Collected data:
=======

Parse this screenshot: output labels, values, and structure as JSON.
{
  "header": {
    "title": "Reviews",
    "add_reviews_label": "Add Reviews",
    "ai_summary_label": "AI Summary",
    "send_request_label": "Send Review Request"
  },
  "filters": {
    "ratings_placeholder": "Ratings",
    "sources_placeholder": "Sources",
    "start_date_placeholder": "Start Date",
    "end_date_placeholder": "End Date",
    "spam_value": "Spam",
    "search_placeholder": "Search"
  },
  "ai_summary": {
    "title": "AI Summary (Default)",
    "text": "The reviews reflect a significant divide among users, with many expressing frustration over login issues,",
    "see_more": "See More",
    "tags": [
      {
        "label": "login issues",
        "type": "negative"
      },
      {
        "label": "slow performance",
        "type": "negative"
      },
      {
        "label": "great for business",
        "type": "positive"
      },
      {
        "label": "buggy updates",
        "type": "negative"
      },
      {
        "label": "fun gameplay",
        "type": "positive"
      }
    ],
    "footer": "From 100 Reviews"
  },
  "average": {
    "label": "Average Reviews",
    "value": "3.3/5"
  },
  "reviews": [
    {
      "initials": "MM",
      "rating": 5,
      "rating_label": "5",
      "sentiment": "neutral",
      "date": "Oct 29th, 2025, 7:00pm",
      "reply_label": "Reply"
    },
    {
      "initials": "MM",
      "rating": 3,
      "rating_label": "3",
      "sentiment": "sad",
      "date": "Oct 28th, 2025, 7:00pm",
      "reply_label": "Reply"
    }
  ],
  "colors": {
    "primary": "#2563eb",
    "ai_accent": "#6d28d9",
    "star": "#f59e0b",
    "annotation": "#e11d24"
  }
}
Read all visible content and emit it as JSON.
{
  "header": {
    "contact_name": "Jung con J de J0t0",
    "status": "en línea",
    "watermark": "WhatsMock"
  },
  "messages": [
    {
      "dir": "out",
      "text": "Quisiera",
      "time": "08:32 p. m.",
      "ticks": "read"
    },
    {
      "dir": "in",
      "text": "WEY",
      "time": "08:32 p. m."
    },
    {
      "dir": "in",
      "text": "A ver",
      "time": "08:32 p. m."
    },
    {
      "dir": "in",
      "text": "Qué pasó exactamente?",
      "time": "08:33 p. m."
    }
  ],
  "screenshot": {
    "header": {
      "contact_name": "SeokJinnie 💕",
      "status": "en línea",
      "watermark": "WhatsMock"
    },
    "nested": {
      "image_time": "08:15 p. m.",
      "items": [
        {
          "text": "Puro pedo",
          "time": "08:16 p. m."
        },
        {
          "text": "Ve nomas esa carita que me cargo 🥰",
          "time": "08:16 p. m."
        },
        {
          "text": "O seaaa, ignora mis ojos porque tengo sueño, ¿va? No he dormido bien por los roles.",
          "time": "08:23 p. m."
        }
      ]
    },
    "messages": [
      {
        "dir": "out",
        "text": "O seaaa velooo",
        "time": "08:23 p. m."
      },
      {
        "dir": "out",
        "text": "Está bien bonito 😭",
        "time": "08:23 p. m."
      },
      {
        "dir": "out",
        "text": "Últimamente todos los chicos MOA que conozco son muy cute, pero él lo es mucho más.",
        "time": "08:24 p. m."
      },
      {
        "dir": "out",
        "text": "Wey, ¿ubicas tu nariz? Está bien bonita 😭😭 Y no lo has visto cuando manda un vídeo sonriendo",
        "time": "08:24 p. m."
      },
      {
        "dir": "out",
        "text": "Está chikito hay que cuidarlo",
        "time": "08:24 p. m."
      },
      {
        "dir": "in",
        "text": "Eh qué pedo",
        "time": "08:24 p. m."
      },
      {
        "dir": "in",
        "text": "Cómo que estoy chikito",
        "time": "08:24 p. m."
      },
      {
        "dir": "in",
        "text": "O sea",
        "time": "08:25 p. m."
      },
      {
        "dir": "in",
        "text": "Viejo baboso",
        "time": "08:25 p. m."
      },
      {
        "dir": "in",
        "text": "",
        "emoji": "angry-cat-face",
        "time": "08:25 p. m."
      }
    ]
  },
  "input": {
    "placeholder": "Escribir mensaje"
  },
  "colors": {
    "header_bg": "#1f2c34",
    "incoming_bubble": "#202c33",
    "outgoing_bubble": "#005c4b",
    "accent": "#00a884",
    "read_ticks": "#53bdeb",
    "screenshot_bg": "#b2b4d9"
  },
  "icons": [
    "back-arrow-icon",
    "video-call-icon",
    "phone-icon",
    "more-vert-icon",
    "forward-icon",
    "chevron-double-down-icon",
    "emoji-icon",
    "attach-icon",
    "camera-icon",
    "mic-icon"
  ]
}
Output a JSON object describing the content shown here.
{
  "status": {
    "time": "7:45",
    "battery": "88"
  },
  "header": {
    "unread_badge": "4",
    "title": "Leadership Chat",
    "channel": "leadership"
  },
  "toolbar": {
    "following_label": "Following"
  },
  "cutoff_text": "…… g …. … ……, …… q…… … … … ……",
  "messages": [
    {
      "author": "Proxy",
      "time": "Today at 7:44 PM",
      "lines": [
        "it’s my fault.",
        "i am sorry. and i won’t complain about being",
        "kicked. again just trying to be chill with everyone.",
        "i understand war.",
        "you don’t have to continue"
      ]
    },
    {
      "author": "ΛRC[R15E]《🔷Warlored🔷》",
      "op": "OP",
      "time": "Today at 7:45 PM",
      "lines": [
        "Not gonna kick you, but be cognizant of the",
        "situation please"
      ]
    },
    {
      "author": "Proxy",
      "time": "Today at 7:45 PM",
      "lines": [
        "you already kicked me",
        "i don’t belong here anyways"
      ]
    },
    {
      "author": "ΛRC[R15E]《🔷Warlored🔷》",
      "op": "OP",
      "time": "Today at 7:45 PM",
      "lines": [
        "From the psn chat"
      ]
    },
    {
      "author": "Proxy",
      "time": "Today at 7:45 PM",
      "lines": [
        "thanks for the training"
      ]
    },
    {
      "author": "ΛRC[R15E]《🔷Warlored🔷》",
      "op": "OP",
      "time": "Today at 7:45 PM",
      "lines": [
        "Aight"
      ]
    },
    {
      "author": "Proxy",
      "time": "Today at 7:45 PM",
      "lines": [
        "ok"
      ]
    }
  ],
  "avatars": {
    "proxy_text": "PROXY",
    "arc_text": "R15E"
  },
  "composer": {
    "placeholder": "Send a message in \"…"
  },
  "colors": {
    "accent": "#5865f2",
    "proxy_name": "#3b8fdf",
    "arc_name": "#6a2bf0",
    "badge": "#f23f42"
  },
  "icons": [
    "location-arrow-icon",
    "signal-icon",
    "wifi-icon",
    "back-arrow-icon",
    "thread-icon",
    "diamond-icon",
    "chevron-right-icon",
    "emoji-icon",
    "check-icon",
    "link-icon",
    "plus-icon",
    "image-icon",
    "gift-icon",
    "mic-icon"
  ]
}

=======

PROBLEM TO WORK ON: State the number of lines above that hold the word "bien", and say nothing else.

WRITTEN SOLUTION: 3